Data records
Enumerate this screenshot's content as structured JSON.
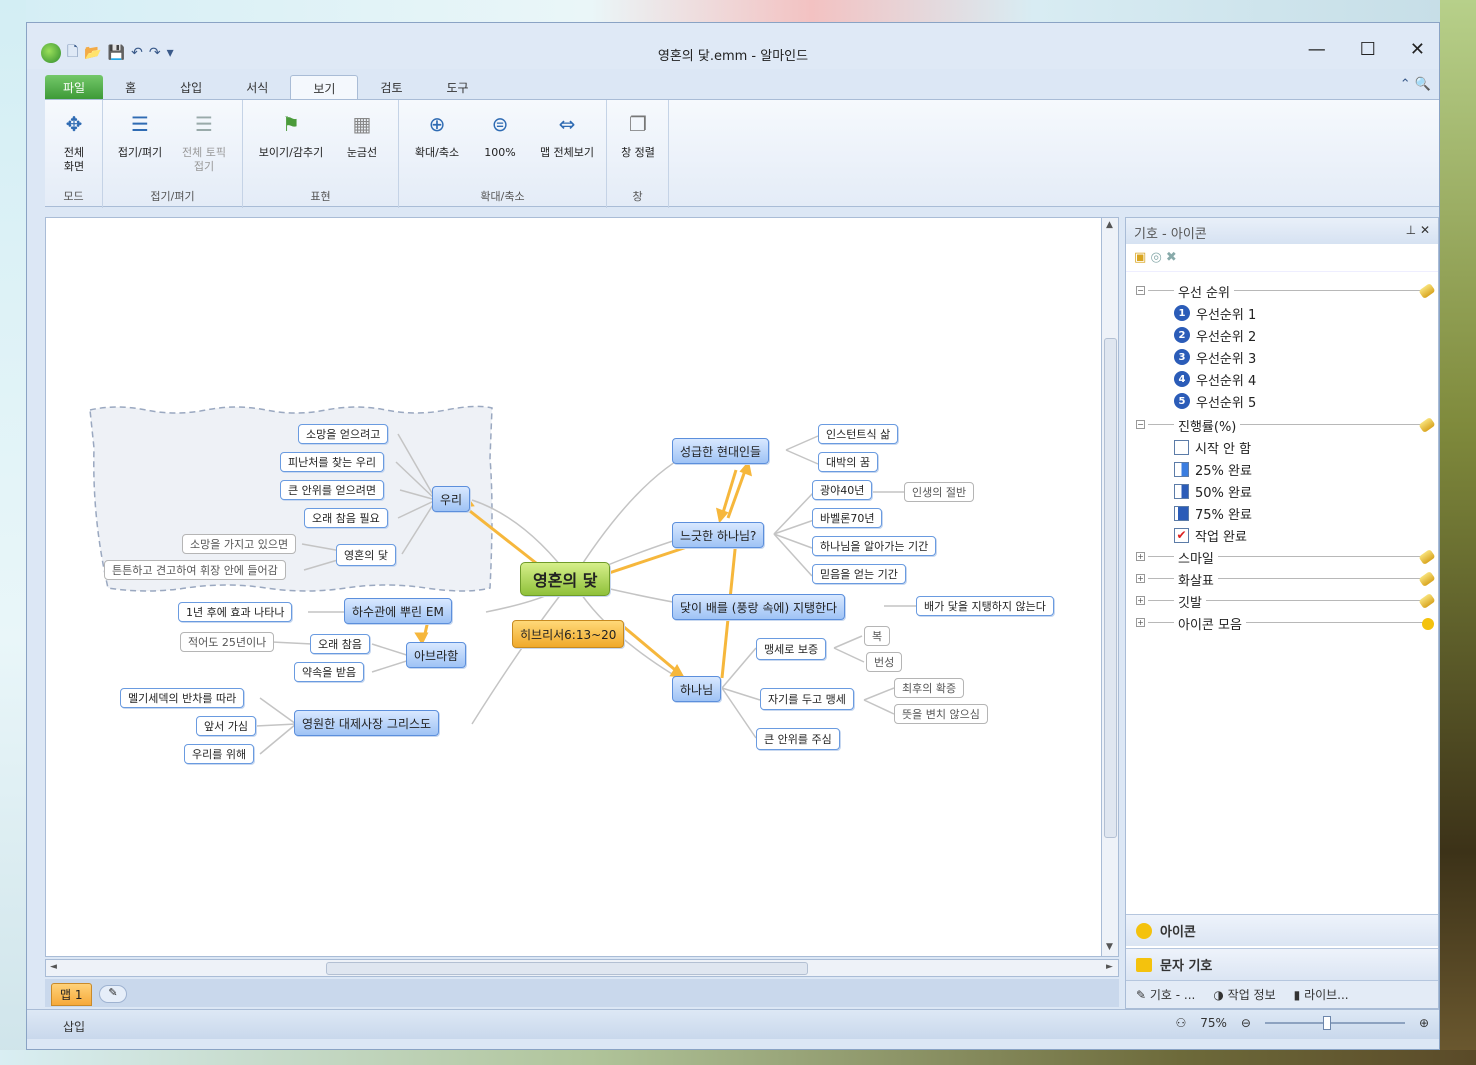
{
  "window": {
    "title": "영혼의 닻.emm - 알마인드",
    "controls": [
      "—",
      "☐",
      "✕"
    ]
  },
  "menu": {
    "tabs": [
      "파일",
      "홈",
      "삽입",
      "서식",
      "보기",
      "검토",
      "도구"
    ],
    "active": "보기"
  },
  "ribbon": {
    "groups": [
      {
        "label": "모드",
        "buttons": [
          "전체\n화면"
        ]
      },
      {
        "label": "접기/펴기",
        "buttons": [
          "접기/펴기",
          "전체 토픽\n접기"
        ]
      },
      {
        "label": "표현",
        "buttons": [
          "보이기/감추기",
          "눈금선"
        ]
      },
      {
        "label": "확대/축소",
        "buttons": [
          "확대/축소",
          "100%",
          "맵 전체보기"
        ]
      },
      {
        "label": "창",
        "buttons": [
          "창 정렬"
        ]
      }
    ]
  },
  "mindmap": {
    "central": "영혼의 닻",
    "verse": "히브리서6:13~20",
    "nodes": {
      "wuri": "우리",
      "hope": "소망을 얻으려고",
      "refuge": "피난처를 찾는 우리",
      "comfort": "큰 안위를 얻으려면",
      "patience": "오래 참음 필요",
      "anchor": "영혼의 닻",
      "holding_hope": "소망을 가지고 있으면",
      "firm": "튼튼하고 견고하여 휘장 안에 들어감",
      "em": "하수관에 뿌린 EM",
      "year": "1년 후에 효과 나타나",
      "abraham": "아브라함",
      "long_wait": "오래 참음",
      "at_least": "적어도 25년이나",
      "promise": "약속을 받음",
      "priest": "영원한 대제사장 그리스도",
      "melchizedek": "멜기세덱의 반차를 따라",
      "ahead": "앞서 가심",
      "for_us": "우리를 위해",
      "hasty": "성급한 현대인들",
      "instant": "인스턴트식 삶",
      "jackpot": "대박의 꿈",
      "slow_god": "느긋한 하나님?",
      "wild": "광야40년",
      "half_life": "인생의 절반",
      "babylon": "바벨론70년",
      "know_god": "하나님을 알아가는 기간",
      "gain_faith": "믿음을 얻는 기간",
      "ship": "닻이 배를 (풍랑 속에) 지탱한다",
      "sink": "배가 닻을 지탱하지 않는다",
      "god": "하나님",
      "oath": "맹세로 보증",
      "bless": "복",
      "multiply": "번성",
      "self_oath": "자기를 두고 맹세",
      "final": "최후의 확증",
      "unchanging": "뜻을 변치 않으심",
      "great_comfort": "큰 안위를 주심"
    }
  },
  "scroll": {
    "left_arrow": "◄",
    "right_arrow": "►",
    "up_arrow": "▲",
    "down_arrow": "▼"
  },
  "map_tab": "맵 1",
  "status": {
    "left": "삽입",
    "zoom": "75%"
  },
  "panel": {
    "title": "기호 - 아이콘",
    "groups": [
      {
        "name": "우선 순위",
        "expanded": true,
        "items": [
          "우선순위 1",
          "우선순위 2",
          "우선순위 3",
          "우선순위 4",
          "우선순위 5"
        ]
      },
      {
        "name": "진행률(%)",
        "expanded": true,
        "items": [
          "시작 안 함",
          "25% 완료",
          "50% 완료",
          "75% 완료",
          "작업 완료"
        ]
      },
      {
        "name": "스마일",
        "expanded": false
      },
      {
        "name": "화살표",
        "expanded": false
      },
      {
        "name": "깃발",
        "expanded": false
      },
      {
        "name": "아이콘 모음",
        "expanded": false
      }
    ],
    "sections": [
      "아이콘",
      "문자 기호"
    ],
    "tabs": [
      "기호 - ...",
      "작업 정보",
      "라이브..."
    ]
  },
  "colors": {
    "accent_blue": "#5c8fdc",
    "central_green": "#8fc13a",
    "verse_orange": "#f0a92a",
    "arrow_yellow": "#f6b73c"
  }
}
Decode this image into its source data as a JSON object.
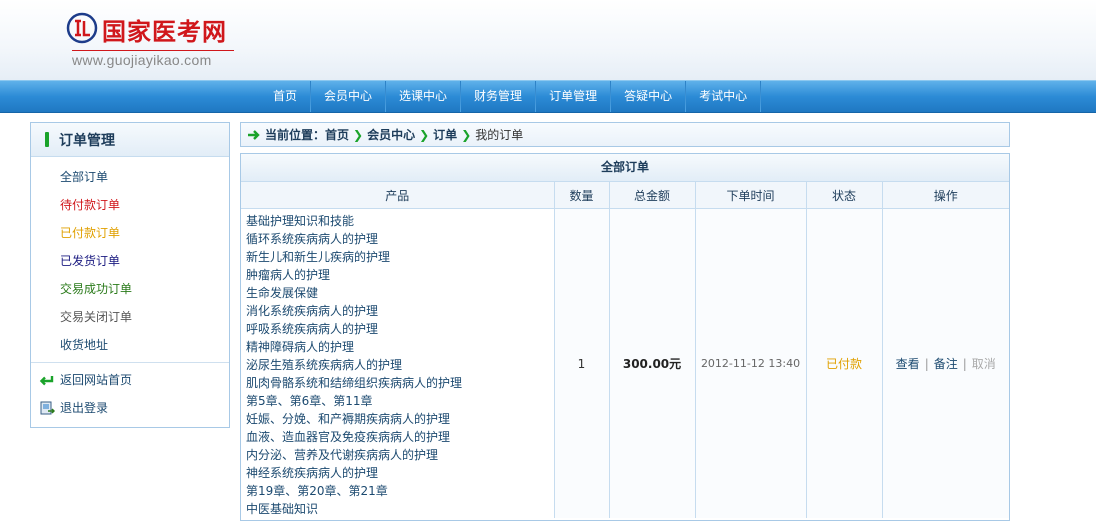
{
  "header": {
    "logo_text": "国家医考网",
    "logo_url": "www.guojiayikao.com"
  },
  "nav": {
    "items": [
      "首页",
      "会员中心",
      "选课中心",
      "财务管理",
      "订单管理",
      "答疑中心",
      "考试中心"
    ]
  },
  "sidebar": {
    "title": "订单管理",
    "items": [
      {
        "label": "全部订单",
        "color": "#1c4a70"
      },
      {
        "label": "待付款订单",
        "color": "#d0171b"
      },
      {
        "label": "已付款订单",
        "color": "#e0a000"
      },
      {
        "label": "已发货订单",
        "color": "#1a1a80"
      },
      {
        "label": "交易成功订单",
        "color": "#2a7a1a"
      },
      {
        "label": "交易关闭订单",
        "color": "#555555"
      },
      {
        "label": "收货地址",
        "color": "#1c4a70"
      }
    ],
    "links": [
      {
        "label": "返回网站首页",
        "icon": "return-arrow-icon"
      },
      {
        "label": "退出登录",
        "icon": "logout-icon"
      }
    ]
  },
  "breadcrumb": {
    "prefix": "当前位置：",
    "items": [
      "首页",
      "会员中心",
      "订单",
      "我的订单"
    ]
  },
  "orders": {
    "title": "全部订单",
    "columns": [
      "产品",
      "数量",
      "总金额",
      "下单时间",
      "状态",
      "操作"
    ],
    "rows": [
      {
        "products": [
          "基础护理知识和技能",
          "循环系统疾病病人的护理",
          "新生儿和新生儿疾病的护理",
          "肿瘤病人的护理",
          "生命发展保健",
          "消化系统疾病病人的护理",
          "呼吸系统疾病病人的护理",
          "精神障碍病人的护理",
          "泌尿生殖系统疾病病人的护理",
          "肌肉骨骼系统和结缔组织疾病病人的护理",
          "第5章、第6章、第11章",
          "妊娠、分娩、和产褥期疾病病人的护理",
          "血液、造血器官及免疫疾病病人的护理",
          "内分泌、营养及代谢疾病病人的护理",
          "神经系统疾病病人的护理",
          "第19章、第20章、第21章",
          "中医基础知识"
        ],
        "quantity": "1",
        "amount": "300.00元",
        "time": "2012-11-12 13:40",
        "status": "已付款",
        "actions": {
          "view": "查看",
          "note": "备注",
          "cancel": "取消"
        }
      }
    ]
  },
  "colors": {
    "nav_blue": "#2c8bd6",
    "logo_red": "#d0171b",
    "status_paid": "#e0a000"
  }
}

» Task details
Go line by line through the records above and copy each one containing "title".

» Exercise answer
    "title": "영혼의 닻.emm - 알마인드",
    "title": "기호 - 아이콘",
    "title": "订单管理",
    "title": "全部订单",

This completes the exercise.